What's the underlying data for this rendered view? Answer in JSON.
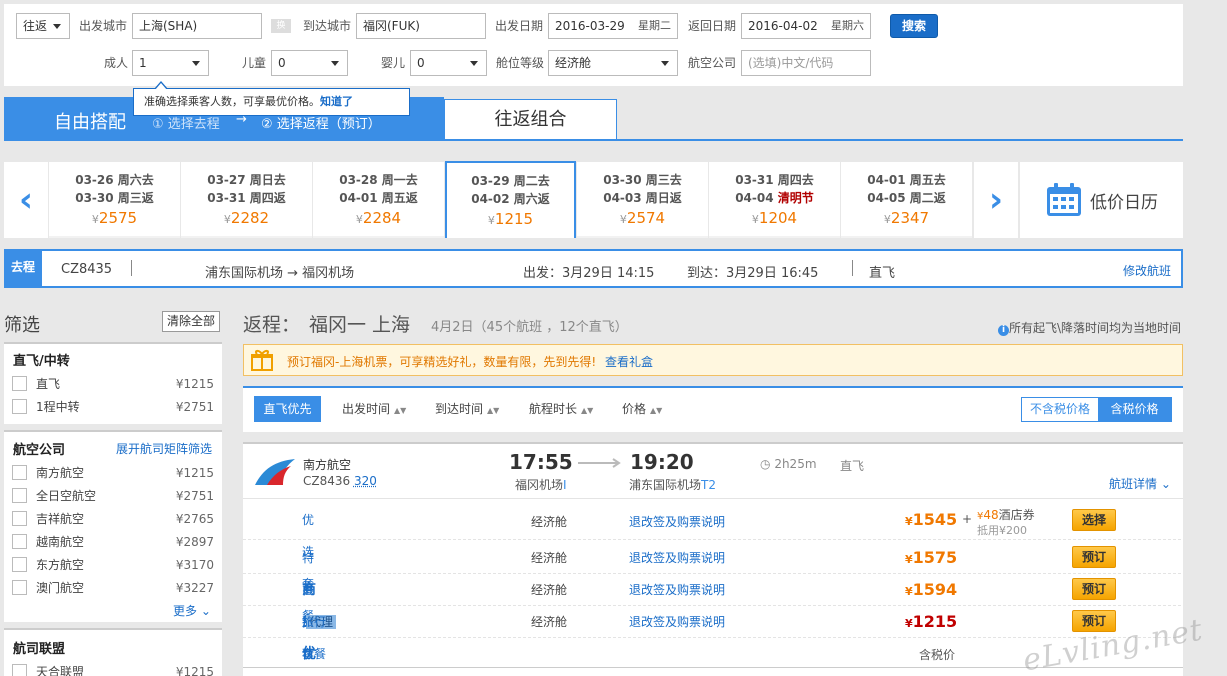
{
  "search": {
    "trip_type": "往返",
    "from_label": "出发城市",
    "from_value": "上海(SHA)",
    "swap_label": "换",
    "to_label": "到达城市",
    "to_value": "福冈(FUK)",
    "depart_label": "出发日期",
    "depart_date": "2016-03-29",
    "depart_weekday": "星期二",
    "return_label": "返回日期",
    "return_date": "2016-04-02",
    "return_weekday": "星期六",
    "search_button": "搜索",
    "adult_label": "成人",
    "adult_value": "1",
    "child_label": "儿童",
    "child_value": "0",
    "infant_label": "婴儿",
    "infant_value": "0",
    "cabin_label": "舱位等级",
    "cabin_value": "经济舱",
    "airline_label": "航空公司",
    "airline_placeholder": "(选填)中文/代码",
    "tip_text": "准确选择乘客人数，可享最优价格。",
    "tip_link": "知道了"
  },
  "tabs": {
    "free": "自由搭配",
    "step1": "① 选择去程",
    "arrow": "→",
    "step2": "② 选择返程（预订）",
    "combo": "往返组合"
  },
  "dates": [
    {
      "l1": "03-26 周六去",
      "l2a": "03-30 周三返",
      "hol": "",
      "price": "2575"
    },
    {
      "l1": "03-27 周日去",
      "l2a": "03-31 周四返",
      "hol": "",
      "price": "2282"
    },
    {
      "l1": "03-28 周一去",
      "l2a": "04-01 周五返",
      "hol": "",
      "price": "2284"
    },
    {
      "l1": "03-29 周二去",
      "l2a": "04-02 周六返",
      "hol": "",
      "price": "1215"
    },
    {
      "l1": "03-30 周三去",
      "l2a": "04-03 周日返",
      "hol": "",
      "price": "2574"
    },
    {
      "l1": "03-31 周四去",
      "l2a": "04-04 ",
      "hol": "清明节",
      "price": "1204"
    },
    {
      "l1": "04-01 周五去",
      "l2a": "04-05 周二返",
      "hol": "",
      "price": "2347"
    }
  ],
  "currency": "¥",
  "calendar_label": "低价日历",
  "outbound": {
    "tag": "去程",
    "flight": "CZ8435",
    "route": "浦东国际机场 → 福冈机场",
    "depart": "出发：3月29日 14:15",
    "arrive": "到达：3月29日 16:45",
    "type": "直飞",
    "modify": "修改航班"
  },
  "filter": {
    "title": "筛选",
    "clear": "清除全部",
    "stops_head": "直飞/中转",
    "stops": [
      {
        "name": "直飞",
        "price": "¥1215"
      },
      {
        "name": "1程中转",
        "price": "¥2751"
      }
    ],
    "airline_head": "航空公司",
    "airline_link": "展开航司矩阵筛选",
    "airlines": [
      {
        "name": "南方航空",
        "price": "¥1215"
      },
      {
        "name": "全日空航空",
        "price": "¥2751"
      },
      {
        "name": "吉祥航空",
        "price": "¥2765"
      },
      {
        "name": "越南航空",
        "price": "¥2897"
      },
      {
        "name": "东方航空",
        "price": "¥3170"
      },
      {
        "name": "澳门航空",
        "price": "¥3227"
      }
    ],
    "more": "更多",
    "alliance_head": "航司联盟",
    "alliances": [
      {
        "name": "天合联盟",
        "price": "¥1215"
      }
    ]
  },
  "result": {
    "title_prefix": "返程：",
    "title_route": "福冈一 上海",
    "subtitle": "4月2日（45个航班 ，12个直飞）",
    "note": "所有起飞\\降落时间均为当地时间",
    "promo": "预订福冈-上海机票，可享精选好礼，数量有限，先到先得!",
    "promo_link": "查看礼盒",
    "sort": {
      "direct": "直飞优先",
      "dep": "出发时间",
      "arr": "到达时间",
      "dur": "航程时长",
      "price": "价格",
      "no_tax": "不含税价格",
      "with_tax": "含税价格"
    },
    "flight": {
      "airline": "南方航空",
      "code": "CZ8436",
      "plane": "320",
      "dep_time": "17:55",
      "dep_airport": "福冈机场",
      "dep_term": "I",
      "arr_time": "19:20",
      "arr_airport": "浦东国际机场",
      "arr_term": "T2",
      "duration": "2h25m",
      "type": "直飞",
      "details": "航班详情"
    },
    "fares": [
      {
        "name": "优选套餐",
        "cabin": "经济舱",
        "rules": "退改签及购票说明",
        "price": "1545",
        "btn": "选择"
      },
      {
        "name": "特惠推荐",
        "cabin": "经济舱",
        "rules": "退改签及购票说明",
        "price": "1575",
        "btn": "预订"
      },
      {
        "name": "商务优选",
        "cabin": "经济舱",
        "rules": "退改签及购票说明",
        "price": "1594",
        "btn": "预订"
      },
      {
        "name": "旅行套餐",
        "tag": "代理",
        "cabin": "经济舱",
        "rules": "退改签及购票说明",
        "price": "1215",
        "btn": "预订"
      }
    ],
    "bonus_plus": "+",
    "bonus_cur": "¥",
    "bonus_amount": "48",
    "bonus_text": "酒店券",
    "bonus_sub": "抵用¥200",
    "tax_note": "含税价",
    "watermark": "eLvling.net"
  }
}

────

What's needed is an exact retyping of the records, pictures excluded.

What's the underlying data for this rendered view? Answer in JSON.
{
  "search": {
    "trip_type": "往返",
    "from_label": "出发城市",
    "from_value": "上海(SHA)",
    "swap_label": "换",
    "to_label": "到达城市",
    "to_value": "福冈(FUK)",
    "depart_label": "出发日期",
    "depart_date": "2016-03-29",
    "depart_weekday": "星期二",
    "return_label": "返回日期",
    "return_date": "2016-04-02",
    "return_weekday": "星期六",
    "search_button": "搜索",
    "adult_label": "成人",
    "adult_value": "1",
    "child_label": "儿童",
    "child_value": "0",
    "infant_label": "婴儿",
    "infant_value": "0",
    "cabin_label": "舱位等级",
    "cabin_value": "经济舱",
    "airline_label": "航空公司",
    "airline_placeholder": "(选填)中文/代码",
    "tip_text": "准确选择乘客人数，可享最优价格。",
    "tip_link": "知道了"
  },
  "tabs": {
    "free": "自由搭配",
    "step1": "① 选择去程",
    "arrow": "→",
    "step2": "② 选择返程（预订）",
    "combo": "往返组合"
  },
  "dates": [
    {
      "l1": "03-26 周六去",
      "l2a": "03-30 周三返",
      "hol": "",
      "price": "2575"
    },
    {
      "l1": "03-27 周日去",
      "l2a": "03-31 周四返",
      "hol": "",
      "price": "2282"
    },
    {
      "l1": "03-28 周一去",
      "l2a": "04-01 周五返",
      "hol": "",
      "price": "2284"
    },
    {
      "l1": "03-29 周二去",
      "l2a": "04-02 周六返",
      "hol": "",
      "price": "1215"
    },
    {
      "l1": "03-30 周三去",
      "l2a": "04-03 周日返",
      "hol": "",
      "price": "2574"
    },
    {
      "l1": "03-31 周四去",
      "l2a": "04-04 ",
      "hol": "清明节",
      "price": "1204"
    },
    {
      "l1": "04-01 周五去",
      "l2a": "04-05 周二返",
      "hol": "",
      "price": "2347"
    }
  ],
  "currency": "¥",
  "calendar_label": "低价日历",
  "outbound": {
    "tag": "去程",
    "flight": "CZ8435",
    "route": "浦东国际机场 → 福冈机场",
    "depart": "出发：3月29日 14:15",
    "arrive": "到达：3月29日 16:45",
    "type": "直飞",
    "modify": "修改航班"
  },
  "filter": {
    "title": "筛选",
    "clear": "清除全部",
    "stops_head": "直飞/中转",
    "stops": [
      {
        "name": "直飞",
        "price": "¥1215"
      },
      {
        "name": "1程中转",
        "price": "¥2751"
      }
    ],
    "airline_head": "航空公司",
    "airline_link": "展开航司矩阵筛选",
    "airlines": [
      {
        "name": "南方航空",
        "price": "¥1215"
      },
      {
        "name": "全日空航空",
        "price": "¥2751"
      },
      {
        "name": "吉祥航空",
        "price": "¥2765"
      },
      {
        "name": "越南航空",
        "price": "¥2897"
      },
      {
        "name": "东方航空",
        "price": "¥3170"
      },
      {
        "name": "澳门航空",
        "price": "¥3227"
      }
    ],
    "more": "更多",
    "alliance_head": "航司联盟",
    "alliances": [
      {
        "name": "天合联盟",
        "price": "¥1215"
      }
    ]
  },
  "result": {
    "title_prefix": "返程：",
    "title_route": "福冈一 上海",
    "subtitle": "4月2日（45个航班 ，12个直飞）",
    "note": "所有起飞\\降落时间均为当地时间",
    "promo": "预订福冈-上海机票，可享精选好礼，数量有限，先到先得!",
    "promo_link": "查看礼盒",
    "sort": {
      "direct": "直飞优先",
      "dep": "出发时间",
      "arr": "到达时间",
      "dur": "航程时长",
      "price": "价格",
      "no_tax": "不含税价格",
      "with_tax": "含税价格"
    },
    "flight": {
      "airline": "南方航空",
      "code": "CZ8436",
      "plane": "320",
      "dep_time": "17:55",
      "dep_airport": "福冈机场",
      "dep_term": "I",
      "arr_time": "19:20",
      "arr_airport": "浦东国际机场",
      "arr_term": "T2",
      "duration": "2h25m",
      "type": "直飞",
      "details": "航班详情"
    },
    "fares": [
      {
        "name": "优选套餐",
        "cabin": "经济舱",
        "rules": "退改签及购票说明",
        "price": "1545",
        "btn": "选择"
      },
      {
        "name": "特惠推荐",
        "cabin": "经济舱",
        "rules": "退改签及购票说明",
        "price": "1575",
        "btn": "预订"
      },
      {
        "name": "商务优选",
        "cabin": "经济舱",
        "rules": "退改签及购票说明",
        "price": "1594",
        "btn": "预订"
      },
      {
        "name": "旅行套餐",
        "tag": "代理",
        "cabin": "经济舱",
        "rules": "退改签及购票说明",
        "price": "1215",
        "btn": "预订"
      }
    ],
    "bonus_plus": "+",
    "bonus_cur": "¥",
    "bonus_amount": "48",
    "bonus_text": "酒店券",
    "bonus_sub": "抵用¥200",
    "tax_note": "含税价",
    "watermark": "eLvling.net"
  }
}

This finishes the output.